Although several quick counts of today's legislative election in Indonesia still continue, the big picture is clear. The current opposition party PDI-P will win Indonesia's 2014 parliamentary election, followed by Golkar and Gerindra. This is no surprise as most surveys that were released ahead of the election indicated that these three political parties would be the major contenders. As a whole, the election went relatively smoothly, with only a few minor incidents. The official result will be announced on 9 May 2014.
Turnout was perhaps slightly higher than initially expected at around 73 percent (the Indonesian electorate consists of roughly 190 million people out of a total population of 250 million). However, it is estimated that seven to eight percent of the people who came to cast their votes - either intentionally or unintentionally - invalidated their ballots. The remainder (27 percent of the electorate) abstained from voting. It is assumed that a significant portion of these people deliberately stayed away from voting as they feel alienated by politics.
Based on the preliminary quick counts, the PDI-P will win the legislative election with about 19 percent of the votes, followed by Golkar (around 14 to 15 percent) and Gerindra (around 12 percent). However, it is quite likely that the leadership of the PDI-P as well as the party's presidential candidate Joko Widodo (better known as Jokowi) are slightly disappointed with this preliminary result.

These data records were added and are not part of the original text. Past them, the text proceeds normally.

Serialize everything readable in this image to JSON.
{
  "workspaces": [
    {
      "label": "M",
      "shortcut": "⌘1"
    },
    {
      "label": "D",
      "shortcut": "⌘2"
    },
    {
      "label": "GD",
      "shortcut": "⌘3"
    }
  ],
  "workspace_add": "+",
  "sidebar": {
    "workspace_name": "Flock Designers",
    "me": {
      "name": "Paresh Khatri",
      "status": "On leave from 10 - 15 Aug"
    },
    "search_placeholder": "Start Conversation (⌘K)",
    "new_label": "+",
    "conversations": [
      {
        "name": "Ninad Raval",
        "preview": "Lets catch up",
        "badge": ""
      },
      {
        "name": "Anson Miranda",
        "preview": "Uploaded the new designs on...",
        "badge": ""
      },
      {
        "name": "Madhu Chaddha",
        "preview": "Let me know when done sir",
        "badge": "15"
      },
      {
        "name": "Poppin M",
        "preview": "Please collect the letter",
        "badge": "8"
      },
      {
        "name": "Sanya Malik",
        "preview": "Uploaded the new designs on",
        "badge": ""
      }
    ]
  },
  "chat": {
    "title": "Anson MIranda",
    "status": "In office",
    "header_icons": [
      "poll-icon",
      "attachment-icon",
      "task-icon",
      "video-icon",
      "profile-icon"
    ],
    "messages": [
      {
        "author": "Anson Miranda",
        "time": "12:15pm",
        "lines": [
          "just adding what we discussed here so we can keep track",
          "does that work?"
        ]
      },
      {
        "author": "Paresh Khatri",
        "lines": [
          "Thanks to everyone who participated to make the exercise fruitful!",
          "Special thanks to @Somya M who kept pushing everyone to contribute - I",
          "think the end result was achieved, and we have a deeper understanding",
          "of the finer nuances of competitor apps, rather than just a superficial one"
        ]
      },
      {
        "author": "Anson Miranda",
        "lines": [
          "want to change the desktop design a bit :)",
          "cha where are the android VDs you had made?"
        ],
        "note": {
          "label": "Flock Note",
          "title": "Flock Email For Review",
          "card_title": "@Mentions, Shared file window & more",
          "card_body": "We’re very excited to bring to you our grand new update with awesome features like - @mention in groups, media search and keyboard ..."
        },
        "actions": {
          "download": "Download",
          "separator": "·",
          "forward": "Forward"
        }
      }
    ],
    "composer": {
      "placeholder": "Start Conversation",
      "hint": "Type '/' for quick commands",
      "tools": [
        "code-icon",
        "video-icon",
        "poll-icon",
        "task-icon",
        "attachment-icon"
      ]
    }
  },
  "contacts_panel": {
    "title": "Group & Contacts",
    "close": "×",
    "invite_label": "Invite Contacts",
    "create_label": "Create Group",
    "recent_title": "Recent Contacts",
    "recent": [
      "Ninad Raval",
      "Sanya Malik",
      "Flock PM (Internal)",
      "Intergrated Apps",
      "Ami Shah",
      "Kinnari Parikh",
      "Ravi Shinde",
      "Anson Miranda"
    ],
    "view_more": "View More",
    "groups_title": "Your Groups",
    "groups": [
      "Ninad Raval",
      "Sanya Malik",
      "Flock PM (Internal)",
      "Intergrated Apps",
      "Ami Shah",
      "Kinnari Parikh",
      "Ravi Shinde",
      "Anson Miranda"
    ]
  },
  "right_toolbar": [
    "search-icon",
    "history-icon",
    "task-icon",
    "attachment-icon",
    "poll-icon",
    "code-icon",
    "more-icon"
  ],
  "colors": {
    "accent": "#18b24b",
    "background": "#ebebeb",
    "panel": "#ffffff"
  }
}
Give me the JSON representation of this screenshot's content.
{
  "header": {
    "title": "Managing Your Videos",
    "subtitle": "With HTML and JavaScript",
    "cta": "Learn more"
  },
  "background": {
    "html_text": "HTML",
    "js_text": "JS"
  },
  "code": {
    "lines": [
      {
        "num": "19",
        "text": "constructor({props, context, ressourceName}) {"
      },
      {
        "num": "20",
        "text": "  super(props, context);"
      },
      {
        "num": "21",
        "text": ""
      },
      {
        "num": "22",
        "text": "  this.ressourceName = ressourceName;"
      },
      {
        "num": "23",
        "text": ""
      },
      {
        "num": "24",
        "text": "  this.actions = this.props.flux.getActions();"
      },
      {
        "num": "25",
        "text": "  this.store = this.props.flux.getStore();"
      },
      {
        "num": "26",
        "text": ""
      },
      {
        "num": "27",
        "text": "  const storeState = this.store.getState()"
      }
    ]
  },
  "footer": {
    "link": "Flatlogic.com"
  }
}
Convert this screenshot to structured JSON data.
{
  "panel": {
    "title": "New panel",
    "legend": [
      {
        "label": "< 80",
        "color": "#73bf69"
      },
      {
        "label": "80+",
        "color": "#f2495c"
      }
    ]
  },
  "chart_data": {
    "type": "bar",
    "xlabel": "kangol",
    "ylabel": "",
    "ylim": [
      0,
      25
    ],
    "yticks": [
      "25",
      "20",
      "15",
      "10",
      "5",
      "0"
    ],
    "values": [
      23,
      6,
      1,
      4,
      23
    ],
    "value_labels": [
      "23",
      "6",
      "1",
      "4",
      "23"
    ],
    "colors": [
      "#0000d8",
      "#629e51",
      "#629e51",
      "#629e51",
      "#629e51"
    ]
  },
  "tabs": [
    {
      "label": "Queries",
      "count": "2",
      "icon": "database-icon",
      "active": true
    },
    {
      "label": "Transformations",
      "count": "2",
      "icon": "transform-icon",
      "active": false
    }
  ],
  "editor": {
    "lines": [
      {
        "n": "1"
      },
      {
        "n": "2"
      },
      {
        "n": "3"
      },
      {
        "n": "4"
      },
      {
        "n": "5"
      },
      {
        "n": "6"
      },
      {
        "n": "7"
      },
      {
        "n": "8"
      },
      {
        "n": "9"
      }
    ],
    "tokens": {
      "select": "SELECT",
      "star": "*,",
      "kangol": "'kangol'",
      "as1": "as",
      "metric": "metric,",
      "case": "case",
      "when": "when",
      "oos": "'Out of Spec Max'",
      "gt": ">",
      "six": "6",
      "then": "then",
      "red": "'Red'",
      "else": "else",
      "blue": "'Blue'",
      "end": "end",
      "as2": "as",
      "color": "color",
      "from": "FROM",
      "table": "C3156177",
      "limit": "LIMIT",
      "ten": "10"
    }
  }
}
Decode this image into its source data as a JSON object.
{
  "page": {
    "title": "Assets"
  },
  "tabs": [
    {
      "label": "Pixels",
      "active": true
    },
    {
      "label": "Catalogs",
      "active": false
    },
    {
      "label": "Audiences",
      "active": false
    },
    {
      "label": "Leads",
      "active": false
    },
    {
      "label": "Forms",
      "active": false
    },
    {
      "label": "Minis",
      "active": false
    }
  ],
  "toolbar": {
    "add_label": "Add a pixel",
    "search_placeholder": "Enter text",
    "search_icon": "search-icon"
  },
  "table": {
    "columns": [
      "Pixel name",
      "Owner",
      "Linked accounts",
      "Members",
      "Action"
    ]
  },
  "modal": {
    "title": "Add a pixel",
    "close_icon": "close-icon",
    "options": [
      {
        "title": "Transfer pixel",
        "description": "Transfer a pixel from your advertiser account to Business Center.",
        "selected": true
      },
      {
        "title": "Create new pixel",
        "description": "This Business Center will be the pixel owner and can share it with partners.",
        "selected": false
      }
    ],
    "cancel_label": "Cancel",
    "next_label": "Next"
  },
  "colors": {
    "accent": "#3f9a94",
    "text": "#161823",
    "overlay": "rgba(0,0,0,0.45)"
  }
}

As Jokowi, the Governor of Jakarta, is highly popular among the Indonesian people, the PDI-P might have quietly hoped to win 25 percent of the popular vote, enabling the party to nominate a presidential candidate for the July's presidential election without needing to form a coalition with another party. However, the so-called 'Jokowi effect' was not visible in today's election.
As usual in Indonesian parliamentary elections, the secular parties are far more popular than the Islamic ones. This trend continued in today's election as the top four parties are all labeled 'secular', meaning that they support religious pluralism and tolerance as well as democratic values, instead of aiming for a larger role of Islam in politics and society.
It is also interesting to note that incumbent president Susilo Bambang Yudhoyono's Partai Demokrat (PD) performed better than most analysts had expected. Based on the preliminary quick counts, the party is hovering around the 10 percent mark. In several recent surveys, it performed worse. In the 2009 election, the PD was the big winner, securing 20.8 percent of the popular vote. However, in the past three years, several scandals within the party's ranks made voters turn their backs to the PD.
Gerindra, the political party of Prabowo Subianto (who harbors presidential aspirations of his own), also did well and can now officially be labeled a new power within Indonesian politics. In the 2009 election, it secured 4.5 percent but is expected to have grown to 12 percent in today's election.
With no dominant winner in today's election, the next couple of months will be very interesting as Indonesia's political parties and leaders need to bargain and negotiate about presidential and vice-presidential candidates for the next election (which will be held on 9 July 2014).
Quick Count (94.0% of total data)
Indikator Politik Indonesia & Metro TV